Overall, prevention and management of psychological manifestations of illness cannot be effective without the efforts of patients, caregivers, and interprofessional teams. Preventive measures by the patient/caregiver include support groups, meditation, or vitamin D supplementation. Identification of the symptoms (insomnia, poor appetite, fear, self-harm, or non-compliance with treatment) requires the involvement of the patient or caregiver. Mental health specialists are responsible for screening and confirmation of psychological issues. Based on the patient’s condition, the interdisciplinary team provides phycological and pharmacologic treatment options, including cognitive behavior therapy, anti-anxiety drugs, and antidepressants. A variety of non-medical supplemental measures (interpersonal communication, art/self-worth/animal-assisted therapy, acupuncture) might be incorporated into the treatment strategy.
Haugan, G., Innstrand, S. T., & Moksnes, U. K. (2013). The effect of nurse-patient interaction on anxiety and depression in cognitively intact nursing home patients. Journal of Clinical Nursing, 22(15–16), 2192–2205.
Keddington, K. S., Jones, A. E., Feehan, M., & Witt, D. M. (2020). Development of a brief screening instrument for emotional distress associated with thromboembolism. Thrombosis Update, 1. Web.
Morgan, A., Reavley, N., Jorm, A., Bassilos, B., Hopwood, M., Allen, N., & Purcell, R. (2019). A guide to what works for depression (3rd ed.). Beyond Blue.
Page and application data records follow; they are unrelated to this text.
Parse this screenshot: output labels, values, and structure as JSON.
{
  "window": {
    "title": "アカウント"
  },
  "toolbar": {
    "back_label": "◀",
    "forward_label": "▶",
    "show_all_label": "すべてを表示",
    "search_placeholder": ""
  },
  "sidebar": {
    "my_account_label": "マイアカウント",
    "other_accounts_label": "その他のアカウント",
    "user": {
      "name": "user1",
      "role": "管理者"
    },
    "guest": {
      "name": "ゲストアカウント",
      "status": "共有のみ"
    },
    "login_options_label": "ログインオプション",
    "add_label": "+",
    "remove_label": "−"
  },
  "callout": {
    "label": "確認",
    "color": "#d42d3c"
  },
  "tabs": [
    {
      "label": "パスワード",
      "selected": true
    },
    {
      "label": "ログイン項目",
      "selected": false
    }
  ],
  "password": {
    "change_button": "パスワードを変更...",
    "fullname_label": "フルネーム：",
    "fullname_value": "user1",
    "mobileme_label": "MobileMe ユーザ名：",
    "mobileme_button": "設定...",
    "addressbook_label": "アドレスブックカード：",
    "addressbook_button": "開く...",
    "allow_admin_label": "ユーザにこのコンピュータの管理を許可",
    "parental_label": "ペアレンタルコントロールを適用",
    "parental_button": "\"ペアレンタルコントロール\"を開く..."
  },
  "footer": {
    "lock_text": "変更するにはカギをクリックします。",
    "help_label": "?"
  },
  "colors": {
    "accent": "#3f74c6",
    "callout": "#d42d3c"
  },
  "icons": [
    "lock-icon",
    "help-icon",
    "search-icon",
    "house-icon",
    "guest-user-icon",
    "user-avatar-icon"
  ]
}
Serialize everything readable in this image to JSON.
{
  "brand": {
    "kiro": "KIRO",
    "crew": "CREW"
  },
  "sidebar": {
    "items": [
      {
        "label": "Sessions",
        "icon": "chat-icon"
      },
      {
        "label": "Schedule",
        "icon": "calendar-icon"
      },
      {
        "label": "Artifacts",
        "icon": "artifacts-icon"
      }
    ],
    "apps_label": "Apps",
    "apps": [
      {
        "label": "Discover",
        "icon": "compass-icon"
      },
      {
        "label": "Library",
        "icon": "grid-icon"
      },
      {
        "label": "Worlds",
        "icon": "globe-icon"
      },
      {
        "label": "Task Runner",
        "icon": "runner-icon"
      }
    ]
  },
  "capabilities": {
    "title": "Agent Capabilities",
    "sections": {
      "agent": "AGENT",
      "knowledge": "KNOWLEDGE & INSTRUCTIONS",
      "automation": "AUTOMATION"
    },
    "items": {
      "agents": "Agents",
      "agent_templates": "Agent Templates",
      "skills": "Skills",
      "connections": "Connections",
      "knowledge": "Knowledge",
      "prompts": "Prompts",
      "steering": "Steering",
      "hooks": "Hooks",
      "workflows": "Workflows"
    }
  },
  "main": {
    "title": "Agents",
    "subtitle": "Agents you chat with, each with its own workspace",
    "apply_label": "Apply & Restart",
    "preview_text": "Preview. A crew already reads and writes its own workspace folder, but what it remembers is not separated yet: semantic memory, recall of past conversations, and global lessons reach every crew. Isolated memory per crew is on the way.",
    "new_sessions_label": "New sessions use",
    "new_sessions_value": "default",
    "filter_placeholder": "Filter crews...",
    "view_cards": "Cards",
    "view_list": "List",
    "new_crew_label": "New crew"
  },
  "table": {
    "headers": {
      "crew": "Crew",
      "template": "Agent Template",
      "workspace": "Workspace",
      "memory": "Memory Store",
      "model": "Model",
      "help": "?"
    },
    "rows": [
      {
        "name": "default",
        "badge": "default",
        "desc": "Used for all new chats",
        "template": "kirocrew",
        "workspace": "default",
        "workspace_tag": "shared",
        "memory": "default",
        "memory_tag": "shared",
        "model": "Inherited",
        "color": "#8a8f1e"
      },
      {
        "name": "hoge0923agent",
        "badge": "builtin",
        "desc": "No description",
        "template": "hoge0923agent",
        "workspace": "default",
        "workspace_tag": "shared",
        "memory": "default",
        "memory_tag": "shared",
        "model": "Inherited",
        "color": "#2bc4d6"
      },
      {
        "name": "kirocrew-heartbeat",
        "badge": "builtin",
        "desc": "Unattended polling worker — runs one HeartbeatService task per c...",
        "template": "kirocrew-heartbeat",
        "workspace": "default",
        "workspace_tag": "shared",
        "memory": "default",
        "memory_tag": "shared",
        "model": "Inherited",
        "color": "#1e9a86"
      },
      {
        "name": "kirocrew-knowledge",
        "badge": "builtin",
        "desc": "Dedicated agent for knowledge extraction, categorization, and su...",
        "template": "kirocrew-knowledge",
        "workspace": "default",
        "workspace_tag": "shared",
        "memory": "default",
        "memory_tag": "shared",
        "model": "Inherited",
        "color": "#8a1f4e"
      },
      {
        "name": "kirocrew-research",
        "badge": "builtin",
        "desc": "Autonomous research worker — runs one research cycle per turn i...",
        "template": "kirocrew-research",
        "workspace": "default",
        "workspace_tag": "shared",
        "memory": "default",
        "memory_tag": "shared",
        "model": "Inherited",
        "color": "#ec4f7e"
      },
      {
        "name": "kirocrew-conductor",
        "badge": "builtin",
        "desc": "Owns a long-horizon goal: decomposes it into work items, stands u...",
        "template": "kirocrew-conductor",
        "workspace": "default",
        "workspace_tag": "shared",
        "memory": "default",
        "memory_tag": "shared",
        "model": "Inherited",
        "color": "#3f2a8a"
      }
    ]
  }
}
Spilman, S. K., Smith, H. L., Schirmer, L. L., & Tonui, P. M. (2015). Evaluation and treatment of depression in adult trauma patients. Journal of Trauma Nursing, 22(1), 17–22. Web.